■ What you have to do ■
Please state how many lines of the data contain "TennCare". The number by itself is enough.

BEGIN

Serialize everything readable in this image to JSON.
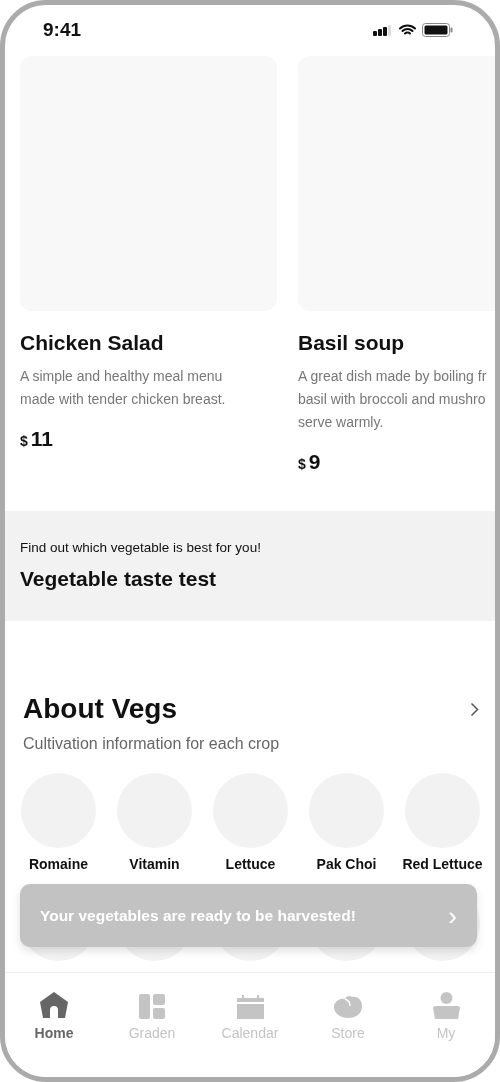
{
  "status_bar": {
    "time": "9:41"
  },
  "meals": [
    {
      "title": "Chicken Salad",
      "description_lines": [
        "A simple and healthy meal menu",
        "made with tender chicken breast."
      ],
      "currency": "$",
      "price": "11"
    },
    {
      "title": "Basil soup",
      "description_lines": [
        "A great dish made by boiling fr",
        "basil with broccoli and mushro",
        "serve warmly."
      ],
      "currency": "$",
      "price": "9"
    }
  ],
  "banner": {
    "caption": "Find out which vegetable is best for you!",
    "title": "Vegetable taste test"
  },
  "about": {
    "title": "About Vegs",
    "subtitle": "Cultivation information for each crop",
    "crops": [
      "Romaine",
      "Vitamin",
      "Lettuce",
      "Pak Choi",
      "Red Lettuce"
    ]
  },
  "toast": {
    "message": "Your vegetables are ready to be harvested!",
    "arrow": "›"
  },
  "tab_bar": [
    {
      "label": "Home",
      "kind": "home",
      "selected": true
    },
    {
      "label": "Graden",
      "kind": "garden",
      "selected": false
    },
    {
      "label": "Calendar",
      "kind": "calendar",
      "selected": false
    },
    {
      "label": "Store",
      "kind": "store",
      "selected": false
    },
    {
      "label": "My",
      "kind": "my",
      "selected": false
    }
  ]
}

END
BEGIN

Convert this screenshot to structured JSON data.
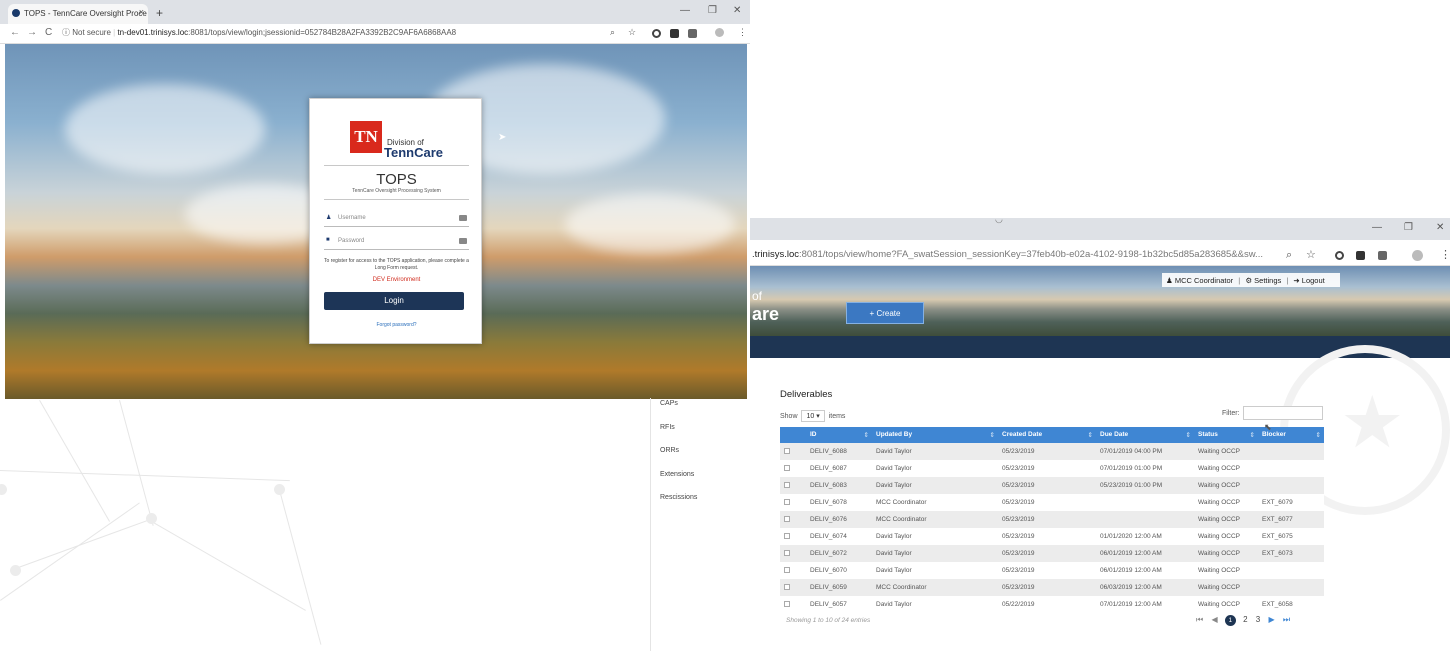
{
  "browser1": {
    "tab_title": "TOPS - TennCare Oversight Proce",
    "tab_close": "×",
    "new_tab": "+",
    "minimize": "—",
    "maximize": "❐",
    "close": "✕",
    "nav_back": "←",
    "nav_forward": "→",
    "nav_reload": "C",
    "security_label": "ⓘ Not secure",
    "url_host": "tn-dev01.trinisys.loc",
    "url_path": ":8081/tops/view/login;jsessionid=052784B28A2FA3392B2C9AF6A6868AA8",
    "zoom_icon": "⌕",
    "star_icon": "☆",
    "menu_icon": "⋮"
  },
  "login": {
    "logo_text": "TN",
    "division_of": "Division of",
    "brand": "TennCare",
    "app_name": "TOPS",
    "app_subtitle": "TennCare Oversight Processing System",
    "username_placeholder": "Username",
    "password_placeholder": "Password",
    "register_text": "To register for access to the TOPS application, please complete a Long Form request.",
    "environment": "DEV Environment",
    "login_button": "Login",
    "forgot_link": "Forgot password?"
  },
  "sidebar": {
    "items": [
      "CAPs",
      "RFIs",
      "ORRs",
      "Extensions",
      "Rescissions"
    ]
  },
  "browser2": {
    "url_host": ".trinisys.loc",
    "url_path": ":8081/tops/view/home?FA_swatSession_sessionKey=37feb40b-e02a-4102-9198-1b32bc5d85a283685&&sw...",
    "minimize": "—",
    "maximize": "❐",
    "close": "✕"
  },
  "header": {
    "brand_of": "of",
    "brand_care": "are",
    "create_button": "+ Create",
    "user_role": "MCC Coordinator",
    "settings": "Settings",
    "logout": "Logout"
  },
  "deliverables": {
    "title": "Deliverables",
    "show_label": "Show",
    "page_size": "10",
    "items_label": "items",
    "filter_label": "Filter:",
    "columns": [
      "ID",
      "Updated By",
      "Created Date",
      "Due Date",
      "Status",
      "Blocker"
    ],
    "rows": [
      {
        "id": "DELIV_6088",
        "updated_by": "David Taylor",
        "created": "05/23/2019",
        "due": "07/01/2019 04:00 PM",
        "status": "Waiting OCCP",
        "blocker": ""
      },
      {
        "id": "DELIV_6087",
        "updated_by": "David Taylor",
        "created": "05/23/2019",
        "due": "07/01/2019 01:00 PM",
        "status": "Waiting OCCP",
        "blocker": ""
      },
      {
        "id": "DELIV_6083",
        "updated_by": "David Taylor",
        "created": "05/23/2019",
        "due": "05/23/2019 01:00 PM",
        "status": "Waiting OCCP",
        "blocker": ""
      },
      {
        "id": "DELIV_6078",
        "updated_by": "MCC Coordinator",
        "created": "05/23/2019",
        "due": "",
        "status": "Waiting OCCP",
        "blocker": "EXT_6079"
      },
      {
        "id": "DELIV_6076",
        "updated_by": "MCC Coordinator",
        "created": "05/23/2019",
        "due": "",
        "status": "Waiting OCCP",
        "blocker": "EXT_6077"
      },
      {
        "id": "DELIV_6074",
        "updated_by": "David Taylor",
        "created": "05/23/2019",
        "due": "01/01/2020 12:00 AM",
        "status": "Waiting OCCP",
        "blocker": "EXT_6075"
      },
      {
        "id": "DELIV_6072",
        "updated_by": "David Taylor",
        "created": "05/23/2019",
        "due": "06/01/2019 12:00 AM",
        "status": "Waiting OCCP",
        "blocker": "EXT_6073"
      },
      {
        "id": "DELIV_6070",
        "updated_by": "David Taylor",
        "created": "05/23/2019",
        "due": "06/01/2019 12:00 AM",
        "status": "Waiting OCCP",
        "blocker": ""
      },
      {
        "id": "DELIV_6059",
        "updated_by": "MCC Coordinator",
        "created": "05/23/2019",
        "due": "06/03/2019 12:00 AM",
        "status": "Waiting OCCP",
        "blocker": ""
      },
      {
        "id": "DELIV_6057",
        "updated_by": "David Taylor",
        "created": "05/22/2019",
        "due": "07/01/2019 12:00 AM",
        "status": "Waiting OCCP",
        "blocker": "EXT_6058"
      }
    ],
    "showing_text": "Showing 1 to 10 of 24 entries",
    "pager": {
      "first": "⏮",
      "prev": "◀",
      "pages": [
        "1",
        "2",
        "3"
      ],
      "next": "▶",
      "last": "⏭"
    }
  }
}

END

■ Exercise response ■
3